The Topps Company, Inc. has announced a settlement with the Topps Full Value Committee, a group of hedge fund investors including Pembridge Capital Management and Crescendo Partners.  Under the terms of the settlement, Arthur Shorin, Topps' Chairman and CEO, and three committee nominees, Timothy Brog, Arnaud Ajdler, and John Jones will comprise the Company's revised slate of director nominees for election at a reconvened annual meeting on August 25, 2006.  Topps has also agreed to expand its Board of Directors from nine to ten seats and to solicit proxies for all four nominees.


The Topps dispute is of importance to pop culture retailers because Topps owns WizKids, a key player in the hobby games market, while Topps also has a major share of the sports trading card business in the U.S. as well as a portion of the smaller entertainment trading card sector.  The fate of Topps as a supplier is important for many retailers, while the price of Topps stock is the only point of interest for the hedge fund raiders, who believe that Topps should endeavor to be acquired by a larger company that could (supposedly) use its financial resources to expand the Topps brand.


The problem with this strategy lies in the volatile mine-laden marketplace of novelty candy, cards and fads that Topps has navigated so well since its founding in 1938.  Topps has utilized a basically conservative strategy that has kept the company in the black in the lean years following the end of the Pokemon boom (or Garbage Pail Kids, or Ring Pops, or sports cards or any of the various fads of the past half century).  The concept that some mega-conglomerate would have the management and market expertise to handle the constant changes in the pop culture arenas in which Topps participates is far-fetched.

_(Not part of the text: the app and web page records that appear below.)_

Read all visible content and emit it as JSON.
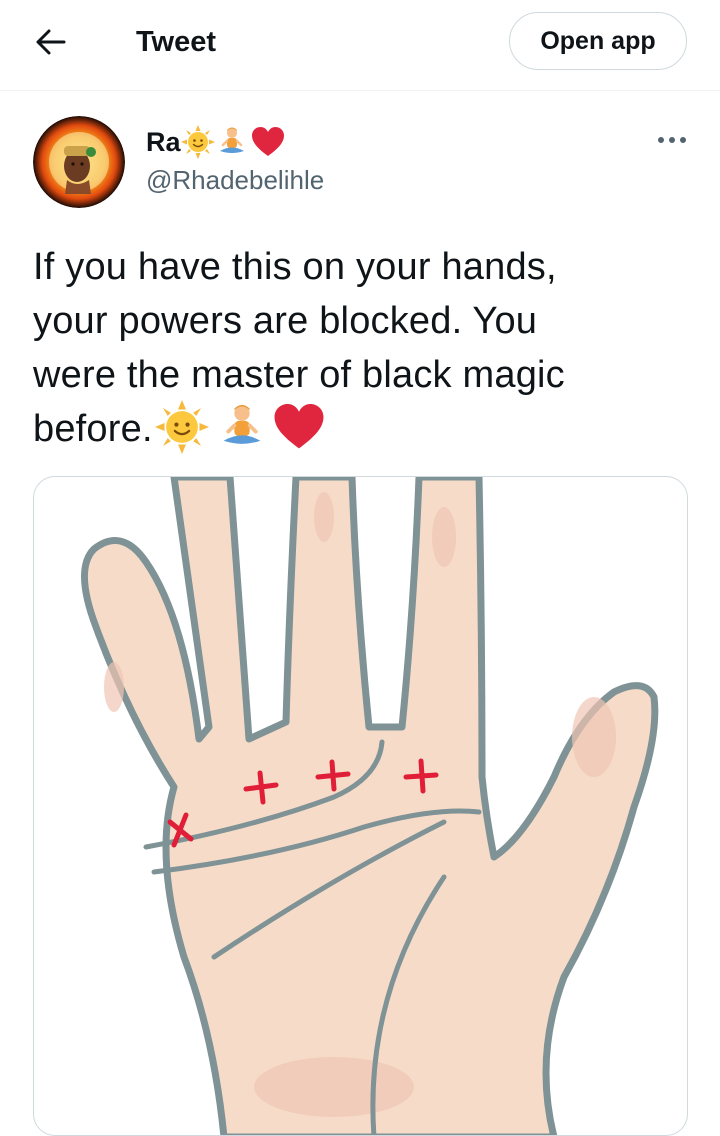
{
  "header": {
    "back_icon": "arrow-left-icon",
    "title": "Tweet",
    "open_app_label": "Open app"
  },
  "tweet": {
    "author_name": "Ra",
    "name_emojis": [
      "sun-with-face-icon",
      "person-in-lotus-position-icon",
      "red-heart-icon"
    ],
    "handle": "@Rhadebelihle",
    "more_icon": "more-options-icon",
    "text_lines": [
      "If you have this on your hands,",
      "your powers are blocked. You",
      "were the master of black magic",
      "before."
    ],
    "text_emojis": [
      "sun-with-face-icon",
      "person-in-lotus-position-icon",
      "red-heart-icon"
    ],
    "media": {
      "description_icon": "palm-illustration",
      "mark_color": "#e01e37"
    }
  },
  "colors": {
    "text": "#0f1419",
    "secondary": "#536471",
    "border": "#cfd9de",
    "heart": "#e0263f",
    "sun": "#f6b93b"
  }
}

So retailers can only hope that the compromise announced last week will allow the current management to keep the hedge fund raiders in check.  In a Wall Street Journal article concerning the dispute, new board nominee Timothy Brogg of Pembridge Capital Partners (and a former mergers and acquisitions associate at the infamous Skadden Arps law firm), couldn't manage to come up with much in the way of suggestions for the 'improvement' of the Topps company, other than its acquisition by a larger company (which would theoretically pay a price that would raise the value of Pembridge's Topps stock holdings) and moving the production of the company's Ring Pops candy overseas to take advantage of cheaper labor.